But won’t there be many more AI companies competing for business in the US?
She agrees, there will be. However, very few organisations have access to the kind of AI resources that Brainpool has.
As the name implies, they are a “pool” of 400 of the most gifted AI and Machine Learning data scientists, or “brains”, on the planet. Almost all of Brainpool’s experts are PhD level, coming from the most prestigious universities in the world such as Oxford, Cambridge, UCL, NYU, Harvard. What began in 2016 as effectively a recruitment platform to place data scientists into companies, has transformed into a leading consultancy to guide client AI builds.
This change, Kasia explains, was essential because there is too big a knowledge gap between data scientists and people-in-business. Essentially, the two disparate parties found it difficult to communicate because code and money are two very different languages. So, now, Brainpool sits happily in the middle of the marketplace, somewhere between the academics and the corporations.
If it sounds like they’ve hit the sweet spot and in just the right time, it’s because they probably have.
There are still plenty of challenges, however.

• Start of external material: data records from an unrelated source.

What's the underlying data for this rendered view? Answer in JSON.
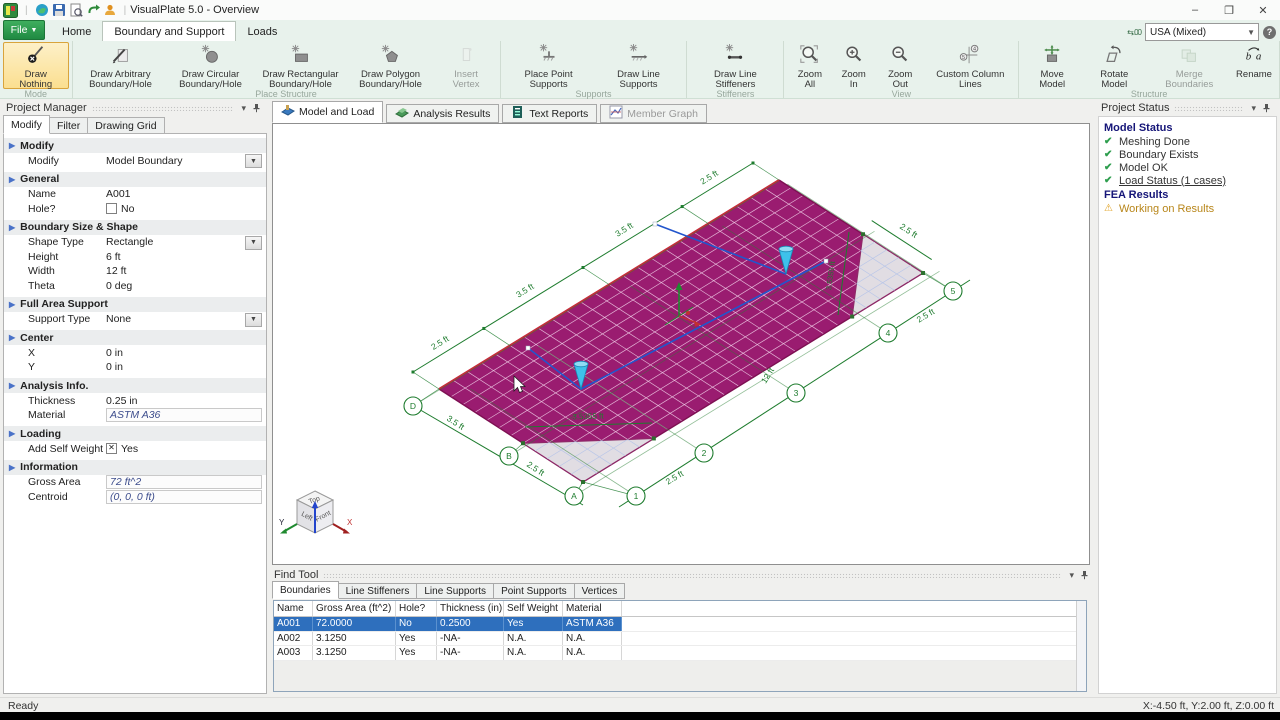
{
  "titlebar": {
    "app_title": "VisualPlate 5.0 - Overview",
    "window_controls": [
      {
        "name": "minimize",
        "glyph": "–"
      },
      {
        "name": "maximize",
        "glyph": "❐"
      },
      {
        "name": "close",
        "glyph": "✕"
      }
    ]
  },
  "ribbon": {
    "file_button": "File",
    "tabs": [
      {
        "label": "Home",
        "active": false
      },
      {
        "label": "Boundary and Support",
        "active": true
      },
      {
        "label": "Loads",
        "active": false
      }
    ],
    "units_value": "USA (Mixed)",
    "help_glyph": "?",
    "groups": [
      {
        "label": "Mode",
        "buttons": [
          {
            "label": "Draw Nothing",
            "icon": "draw-nothing-icon",
            "state": "selected"
          }
        ]
      },
      {
        "label": "Place Structure",
        "buttons": [
          {
            "label": "Draw Arbitrary Boundary/Hole",
            "icon": "draw-arbitrary-icon",
            "state": "normal"
          },
          {
            "label": "Draw Circular Boundary/Hole",
            "icon": "draw-circular-icon",
            "state": "normal"
          },
          {
            "label": "Draw Rectangular Boundary/Hole",
            "icon": "draw-rectangular-icon",
            "state": "normal"
          },
          {
            "label": "Draw Polygon Boundary/Hole",
            "icon": "draw-polygon-icon",
            "state": "normal"
          },
          {
            "label": "Insert Vertex",
            "icon": "insert-vertex-icon",
            "state": "disabled"
          }
        ]
      },
      {
        "label": "Supports",
        "buttons": [
          {
            "label": "Place Point Supports",
            "icon": "point-supports-icon",
            "state": "normal"
          },
          {
            "label": "Draw Line Supports",
            "icon": "line-supports-icon",
            "state": "normal"
          }
        ]
      },
      {
        "label": "Stiffeners",
        "buttons": [
          {
            "label": "Draw Line Stiffeners",
            "icon": "line-stiffeners-icon",
            "state": "normal"
          }
        ]
      },
      {
        "label": "View",
        "buttons": [
          {
            "label": "Zoom All",
            "icon": "zoom-all-icon",
            "state": "normal"
          },
          {
            "label": "Zoom In",
            "icon": "zoom-in-icon",
            "state": "normal"
          },
          {
            "label": "Zoom Out",
            "icon": "zoom-out-icon",
            "state": "normal"
          },
          {
            "label": "Custom Column Lines",
            "icon": "column-lines-icon",
            "state": "normal"
          }
        ]
      },
      {
        "label": "Structure",
        "buttons": [
          {
            "label": "Move Model",
            "icon": "move-model-icon",
            "state": "normal"
          },
          {
            "label": "Rotate Model",
            "icon": "rotate-model-icon",
            "state": "normal"
          },
          {
            "label": "Merge Boundaries",
            "icon": "merge-boundaries-icon",
            "state": "disabled"
          },
          {
            "label": "Rename",
            "icon": "rename-icon",
            "state": "normal"
          }
        ]
      }
    ]
  },
  "project_manager": {
    "title": "Project Manager",
    "tabs": [
      {
        "label": "Modify",
        "active": true
      },
      {
        "label": "Filter",
        "active": false
      },
      {
        "label": "Drawing Grid",
        "active": false
      }
    ],
    "sections": [
      {
        "header": "Modify",
        "rows": [
          {
            "label": "Modify",
            "value": "Model Boundary",
            "control": "dropdown"
          }
        ]
      },
      {
        "header": "General",
        "rows": [
          {
            "label": "Name",
            "value": "A001",
            "control": "text"
          },
          {
            "label": "Hole?",
            "value": "No",
            "control": "checkbox",
            "checked": false
          }
        ]
      },
      {
        "header": "Boundary Size & Shape",
        "rows": [
          {
            "label": "Shape Type",
            "value": "Rectangle",
            "control": "dropdown"
          },
          {
            "label": "Height",
            "value": "6 ft",
            "control": "text"
          },
          {
            "label": "Width",
            "value": "12 ft",
            "control": "text"
          },
          {
            "label": "Theta",
            "value": "0 deg",
            "control": "text"
          }
        ]
      },
      {
        "header": "Full Area Support",
        "rows": [
          {
            "label": "Support Type",
            "value": "None",
            "control": "dropdown"
          }
        ]
      },
      {
        "header": "Center",
        "rows": [
          {
            "label": "X",
            "value": "0 in",
            "control": "text"
          },
          {
            "label": "Y",
            "value": "0 in",
            "control": "text"
          }
        ]
      },
      {
        "header": "Analysis Info.",
        "rows": [
          {
            "label": "Thickness",
            "value": "0.25 in",
            "control": "text"
          },
          {
            "label": "Material",
            "value": "ASTM A36",
            "control": "box-italic"
          }
        ]
      },
      {
        "header": "Loading",
        "rows": [
          {
            "label": "Add Self Weight",
            "value": "Yes",
            "control": "checkbox",
            "checked": true
          }
        ]
      },
      {
        "header": "Information",
        "rows": [
          {
            "label": "Gross Area",
            "value": "72 ft^2",
            "control": "box-italic"
          },
          {
            "label": "Centroid",
            "value": "(0, 0, 0 ft)",
            "control": "box-italic"
          }
        ]
      }
    ]
  },
  "view": {
    "tabs": [
      {
        "label": "Model and Load",
        "icon": "model-load-tab-icon",
        "active": true,
        "disabled": false
      },
      {
        "label": "Analysis Results",
        "icon": "analysis-results-tab-icon",
        "active": false,
        "disabled": false
      },
      {
        "label": "Text Reports",
        "icon": "text-reports-tab-icon",
        "active": false,
        "disabled": false
      },
      {
        "label": "Member Graph",
        "icon": "member-graph-tab-icon",
        "active": false,
        "disabled": true
      }
    ],
    "scene_labels": {
      "top_dims": [
        "2.5 ft",
        "3.5 ft",
        "3.5 ft",
        "2.5 ft"
      ],
      "left_dims": [
        "3.5 ft",
        "2.5 ft"
      ],
      "bottom_dims": [
        "2.5 ft",
        "12 ft",
        "2.5 ft"
      ],
      "hole_dims": [
        "3.5355 ft",
        "2.5 ft",
        "3.5355 ft"
      ],
      "row_bubbles": [
        "D",
        "B",
        "A"
      ],
      "col_bubbles": [
        "1",
        "2",
        "3",
        "4",
        "5"
      ]
    },
    "cube": {
      "top": "Top",
      "left": "Left",
      "front": "Front",
      "axis_y": "Y",
      "axis_x": "X"
    }
  },
  "find_tool": {
    "title": "Find Tool",
    "tabs": [
      {
        "label": "Boundaries",
        "active": true
      },
      {
        "label": "Line Stiffeners",
        "active": false
      },
      {
        "label": "Line Supports",
        "active": false
      },
      {
        "label": "Point Supports",
        "active": false
      },
      {
        "label": "Vertices",
        "active": false
      }
    ],
    "table": {
      "headers": [
        "Name",
        "Gross Area (ft^2)",
        "Hole?",
        "Thickness (in)",
        "Self Weight",
        "Material"
      ],
      "rows": [
        {
          "cells": [
            "A001",
            "72.0000",
            "No",
            "0.2500",
            "Yes",
            "ASTM A36"
          ],
          "selected": true
        },
        {
          "cells": [
            "A002",
            "3.1250",
            "Yes",
            "-NA-",
            "N.A.",
            "N.A."
          ],
          "selected": false
        },
        {
          "cells": [
            "A003",
            "3.1250",
            "Yes",
            "-NA-",
            "N.A.",
            "N.A."
          ],
          "selected": false
        }
      ]
    }
  },
  "project_status": {
    "title": "Project Status",
    "sections": [
      {
        "header": "Model Status",
        "items": [
          {
            "text": "Meshing Done",
            "icon": "check",
            "underline": false
          },
          {
            "text": "Boundary Exists",
            "icon": "check",
            "underline": false
          },
          {
            "text": "Model OK",
            "icon": "check",
            "underline": false
          },
          {
            "text": "Load Status (1 cases)",
            "icon": "check",
            "underline": true
          }
        ]
      },
      {
        "header": "FEA Results",
        "items": [
          {
            "text": "Working on Results",
            "icon": "warning",
            "underline": false
          }
        ]
      }
    ]
  },
  "status_bar": {
    "left": "Ready",
    "right": "X:-4.50 ft, Y:2.00 ft, Z:0.00 ft"
  },
  "colors": {
    "plate": "#9a1c70",
    "hole_fill": "#e1dde3",
    "dimension_green": "#1e7c2e",
    "selection_blue": "#2e6fbd",
    "ribbon_green": "#e8f2ec",
    "selected_tool_orange": "#fbdf90",
    "load_cone_cyan": "#3ec1ea"
  }
}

“Such as finding “The Diamonds”!” exclaims Kasia.
“Diamonds” is AI-industry slang for the very few people who are data scientists, and therefore have a full understanding of algorithmic and machine learning theory, but who are also data engineers and have exceptional coding skills.
She continues: “CTO [and Brainpool co-founder], Peter Bebbington, is one of them. We have three more in the core team but we always need more! They don’t have to be London or US-based. It’s remote working. One of the guys is currently based in Bangkok.”

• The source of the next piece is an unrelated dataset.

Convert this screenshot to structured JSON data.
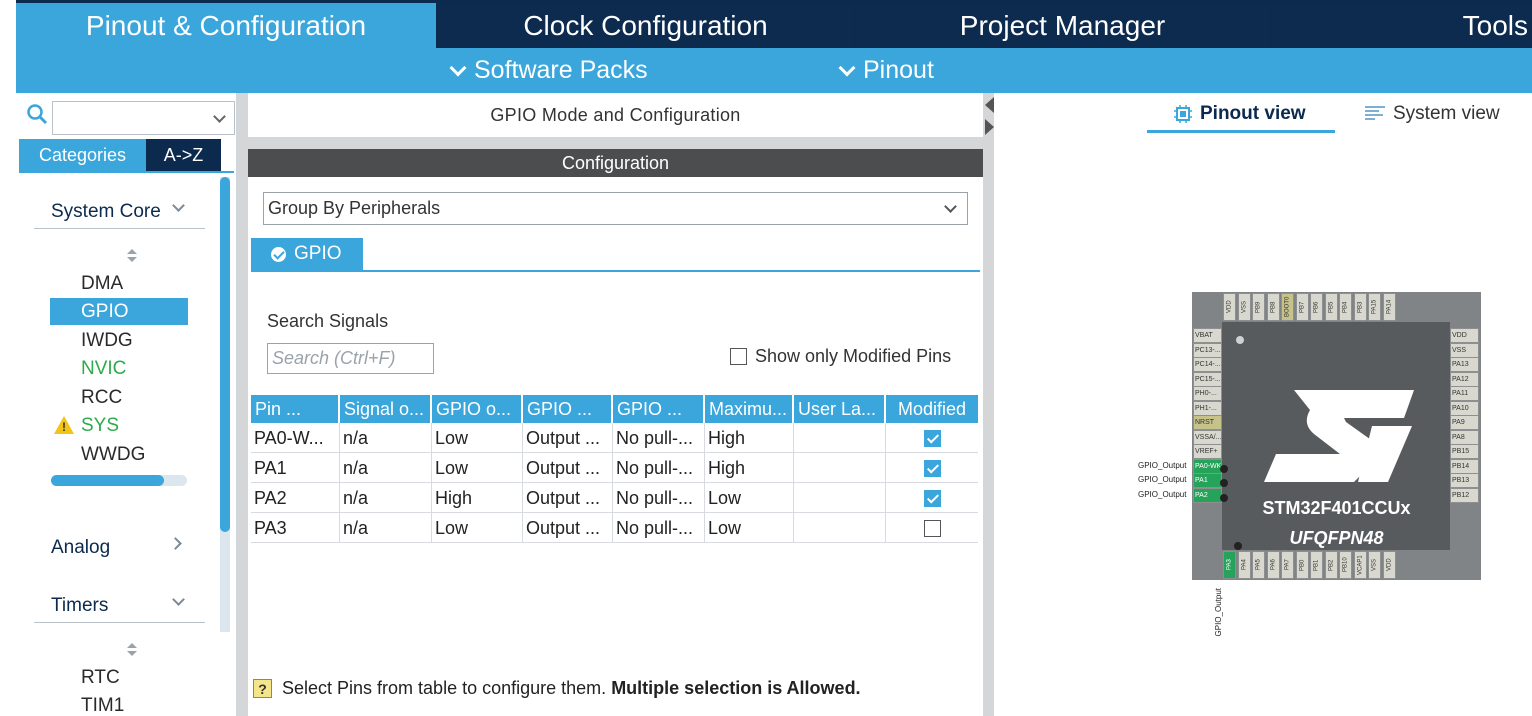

The Future Is Green
In December 2019, Brainpool completed their third investment round, overhitting their £120,000 target by 168%.
That means they can progress with their long term vision to produce AI across the industry-mix.
“Over time, our ambition is to nurture an ecosystem that allows PhD-level researchers to find real-life business applications for their work”
In Kasia’s view, the current misapplication of PhD research is a societal-problem that needs fixing.
“There is so much high-quality AI research out there that never sees the light of day. Most university research ends up in some professor’s drawer with no way of solving the actual business and social problems that we face.”
So what industry will they look to specialise in?
“Any and all…”, she says, “…so long as there is an ecological advantage to using AI.”
DAISY, it should be noted, has an important ecological element. The sub-optimal design that currently plagues the construction industry incurs up to40% wastage of wooden joints and beams. The cheapest way to dispose of this wood is to burn it. DAISY, once deployed across the design industry, will minimise material wastage on a grand scale.
Perhaps it turns out that DAISY’s name isn’t merely an acronym after all, and more a reflection of the natural processes the algorithm is in tune with.